*Brief*
Examine the records and identify each line that includes the string "JSON". Copy those lines.

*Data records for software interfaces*

-*-

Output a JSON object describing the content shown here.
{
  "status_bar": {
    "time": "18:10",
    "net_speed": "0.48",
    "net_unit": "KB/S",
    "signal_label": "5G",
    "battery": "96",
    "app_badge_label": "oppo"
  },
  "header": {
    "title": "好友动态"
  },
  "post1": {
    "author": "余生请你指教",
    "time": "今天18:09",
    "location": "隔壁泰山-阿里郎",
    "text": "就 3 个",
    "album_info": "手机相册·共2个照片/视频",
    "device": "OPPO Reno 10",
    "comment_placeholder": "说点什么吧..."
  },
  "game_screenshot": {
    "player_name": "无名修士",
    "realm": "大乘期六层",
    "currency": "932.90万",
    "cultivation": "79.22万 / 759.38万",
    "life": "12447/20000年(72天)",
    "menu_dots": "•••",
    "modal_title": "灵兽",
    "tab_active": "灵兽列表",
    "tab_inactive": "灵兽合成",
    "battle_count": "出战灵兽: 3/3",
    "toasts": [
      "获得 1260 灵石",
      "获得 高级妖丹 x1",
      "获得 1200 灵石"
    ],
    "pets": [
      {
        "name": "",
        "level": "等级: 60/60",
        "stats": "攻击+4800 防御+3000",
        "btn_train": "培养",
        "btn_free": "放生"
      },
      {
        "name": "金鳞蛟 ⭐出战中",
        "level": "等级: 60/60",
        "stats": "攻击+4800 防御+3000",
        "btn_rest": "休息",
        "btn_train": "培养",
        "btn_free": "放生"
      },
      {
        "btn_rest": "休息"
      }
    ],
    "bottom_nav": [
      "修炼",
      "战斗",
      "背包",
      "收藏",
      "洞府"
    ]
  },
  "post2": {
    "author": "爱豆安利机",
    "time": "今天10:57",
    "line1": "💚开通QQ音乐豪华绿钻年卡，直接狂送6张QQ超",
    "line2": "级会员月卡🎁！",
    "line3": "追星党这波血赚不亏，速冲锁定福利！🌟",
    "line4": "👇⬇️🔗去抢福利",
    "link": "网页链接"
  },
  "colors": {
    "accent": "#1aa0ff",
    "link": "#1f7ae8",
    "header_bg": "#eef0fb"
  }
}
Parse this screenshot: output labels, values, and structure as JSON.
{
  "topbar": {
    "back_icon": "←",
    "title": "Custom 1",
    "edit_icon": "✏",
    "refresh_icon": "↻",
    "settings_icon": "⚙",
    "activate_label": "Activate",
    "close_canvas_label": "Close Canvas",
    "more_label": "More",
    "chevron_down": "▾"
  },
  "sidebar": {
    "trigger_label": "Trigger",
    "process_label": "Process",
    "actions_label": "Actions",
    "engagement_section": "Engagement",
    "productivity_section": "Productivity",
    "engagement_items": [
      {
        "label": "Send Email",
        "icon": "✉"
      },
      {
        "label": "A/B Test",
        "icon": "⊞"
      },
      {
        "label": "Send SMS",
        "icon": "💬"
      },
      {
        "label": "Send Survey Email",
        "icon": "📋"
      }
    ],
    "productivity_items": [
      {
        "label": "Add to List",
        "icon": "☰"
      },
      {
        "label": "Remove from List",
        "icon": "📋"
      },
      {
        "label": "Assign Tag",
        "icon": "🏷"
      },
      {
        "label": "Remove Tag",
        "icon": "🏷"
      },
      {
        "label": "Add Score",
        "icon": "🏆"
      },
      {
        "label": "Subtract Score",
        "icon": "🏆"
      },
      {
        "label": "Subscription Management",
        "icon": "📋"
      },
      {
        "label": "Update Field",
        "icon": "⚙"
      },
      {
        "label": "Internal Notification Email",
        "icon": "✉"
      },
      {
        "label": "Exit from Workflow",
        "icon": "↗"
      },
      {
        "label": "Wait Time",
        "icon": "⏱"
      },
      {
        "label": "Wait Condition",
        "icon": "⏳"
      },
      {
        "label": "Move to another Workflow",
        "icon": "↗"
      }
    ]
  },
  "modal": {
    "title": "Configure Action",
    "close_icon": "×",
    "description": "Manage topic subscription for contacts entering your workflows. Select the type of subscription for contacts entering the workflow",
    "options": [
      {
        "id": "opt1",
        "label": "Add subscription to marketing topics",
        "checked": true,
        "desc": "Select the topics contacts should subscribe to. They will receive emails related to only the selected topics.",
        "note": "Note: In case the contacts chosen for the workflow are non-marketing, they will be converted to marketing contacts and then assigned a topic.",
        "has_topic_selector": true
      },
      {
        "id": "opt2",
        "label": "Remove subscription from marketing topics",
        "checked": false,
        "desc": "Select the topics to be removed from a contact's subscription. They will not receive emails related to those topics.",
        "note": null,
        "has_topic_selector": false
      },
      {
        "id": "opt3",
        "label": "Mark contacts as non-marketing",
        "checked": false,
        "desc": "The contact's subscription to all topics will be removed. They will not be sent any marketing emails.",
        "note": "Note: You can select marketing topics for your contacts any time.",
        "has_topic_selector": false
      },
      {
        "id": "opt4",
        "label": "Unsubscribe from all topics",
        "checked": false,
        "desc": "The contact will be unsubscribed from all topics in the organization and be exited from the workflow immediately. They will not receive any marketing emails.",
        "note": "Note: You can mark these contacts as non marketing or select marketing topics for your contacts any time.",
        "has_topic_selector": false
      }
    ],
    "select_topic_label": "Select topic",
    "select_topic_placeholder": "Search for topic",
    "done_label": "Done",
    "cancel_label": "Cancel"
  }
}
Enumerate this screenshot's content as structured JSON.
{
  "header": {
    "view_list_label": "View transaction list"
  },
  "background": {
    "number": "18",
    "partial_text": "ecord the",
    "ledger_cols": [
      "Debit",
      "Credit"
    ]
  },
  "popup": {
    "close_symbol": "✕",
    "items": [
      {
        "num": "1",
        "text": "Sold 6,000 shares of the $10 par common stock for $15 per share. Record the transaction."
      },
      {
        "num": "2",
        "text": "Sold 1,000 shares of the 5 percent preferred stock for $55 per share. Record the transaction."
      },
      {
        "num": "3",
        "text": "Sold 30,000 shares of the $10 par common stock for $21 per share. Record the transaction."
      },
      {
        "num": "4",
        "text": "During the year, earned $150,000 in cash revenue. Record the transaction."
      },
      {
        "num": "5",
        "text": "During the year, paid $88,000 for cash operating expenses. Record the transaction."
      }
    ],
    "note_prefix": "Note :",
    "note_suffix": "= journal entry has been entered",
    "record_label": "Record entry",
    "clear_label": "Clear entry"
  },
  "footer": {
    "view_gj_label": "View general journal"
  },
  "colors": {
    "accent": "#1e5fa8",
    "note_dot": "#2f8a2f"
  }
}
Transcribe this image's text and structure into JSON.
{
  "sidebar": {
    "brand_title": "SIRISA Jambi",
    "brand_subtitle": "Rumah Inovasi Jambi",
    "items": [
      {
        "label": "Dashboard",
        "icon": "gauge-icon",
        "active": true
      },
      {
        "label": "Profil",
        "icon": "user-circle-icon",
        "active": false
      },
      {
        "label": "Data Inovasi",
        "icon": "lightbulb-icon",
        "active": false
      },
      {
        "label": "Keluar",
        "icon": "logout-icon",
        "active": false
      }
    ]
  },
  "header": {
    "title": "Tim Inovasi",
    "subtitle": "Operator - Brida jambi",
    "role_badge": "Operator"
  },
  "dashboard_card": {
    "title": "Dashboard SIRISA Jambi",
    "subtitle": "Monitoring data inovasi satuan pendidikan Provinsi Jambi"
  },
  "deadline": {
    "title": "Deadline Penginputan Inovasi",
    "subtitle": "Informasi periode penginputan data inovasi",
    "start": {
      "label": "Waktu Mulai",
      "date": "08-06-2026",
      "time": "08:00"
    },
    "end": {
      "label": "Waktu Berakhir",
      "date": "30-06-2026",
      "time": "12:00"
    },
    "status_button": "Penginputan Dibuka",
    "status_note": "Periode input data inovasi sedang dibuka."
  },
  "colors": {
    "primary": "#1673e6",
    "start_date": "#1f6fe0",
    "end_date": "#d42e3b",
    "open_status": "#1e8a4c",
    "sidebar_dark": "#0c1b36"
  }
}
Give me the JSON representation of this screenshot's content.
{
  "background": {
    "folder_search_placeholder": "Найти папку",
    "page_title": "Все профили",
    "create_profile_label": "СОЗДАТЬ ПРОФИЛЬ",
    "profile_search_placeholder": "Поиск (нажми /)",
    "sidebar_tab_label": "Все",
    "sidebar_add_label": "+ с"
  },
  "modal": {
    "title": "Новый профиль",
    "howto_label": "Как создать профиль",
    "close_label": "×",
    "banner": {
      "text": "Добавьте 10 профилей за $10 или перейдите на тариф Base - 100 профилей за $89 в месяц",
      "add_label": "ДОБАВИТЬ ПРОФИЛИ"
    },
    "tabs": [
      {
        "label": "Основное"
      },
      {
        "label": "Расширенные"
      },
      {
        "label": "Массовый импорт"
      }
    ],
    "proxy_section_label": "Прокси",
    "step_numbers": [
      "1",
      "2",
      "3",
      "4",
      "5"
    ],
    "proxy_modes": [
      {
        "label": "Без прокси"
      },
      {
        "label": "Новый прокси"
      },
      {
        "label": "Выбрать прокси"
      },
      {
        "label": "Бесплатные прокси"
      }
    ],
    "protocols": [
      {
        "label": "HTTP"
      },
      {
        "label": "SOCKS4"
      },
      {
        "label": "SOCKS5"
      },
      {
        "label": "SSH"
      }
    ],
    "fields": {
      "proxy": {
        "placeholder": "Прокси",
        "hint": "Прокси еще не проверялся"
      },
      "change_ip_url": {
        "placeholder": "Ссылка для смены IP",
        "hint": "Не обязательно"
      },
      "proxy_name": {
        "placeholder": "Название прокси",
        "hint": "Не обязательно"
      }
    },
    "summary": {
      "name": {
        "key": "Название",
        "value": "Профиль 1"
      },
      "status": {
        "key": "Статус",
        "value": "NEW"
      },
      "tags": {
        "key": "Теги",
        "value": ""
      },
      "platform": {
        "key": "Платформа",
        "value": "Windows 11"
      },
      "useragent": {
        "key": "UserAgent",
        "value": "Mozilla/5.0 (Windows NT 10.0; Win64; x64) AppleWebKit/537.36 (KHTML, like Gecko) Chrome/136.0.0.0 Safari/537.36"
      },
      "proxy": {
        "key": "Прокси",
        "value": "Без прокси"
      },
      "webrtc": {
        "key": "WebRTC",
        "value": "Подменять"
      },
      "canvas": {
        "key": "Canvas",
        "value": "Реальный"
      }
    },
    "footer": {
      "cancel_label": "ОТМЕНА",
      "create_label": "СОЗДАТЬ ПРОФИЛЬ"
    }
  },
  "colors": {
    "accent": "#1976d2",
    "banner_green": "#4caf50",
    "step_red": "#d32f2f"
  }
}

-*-

*Solution to this task*
Output a JSON object describing the content shown here.
Parse this screenshot: output labels, values, and structure as JSON.
Enumerate this screenshot's content as structured JSON.
Transcribe this image's text and structure into JSON.
Give me the JSON representation of this screenshot's content.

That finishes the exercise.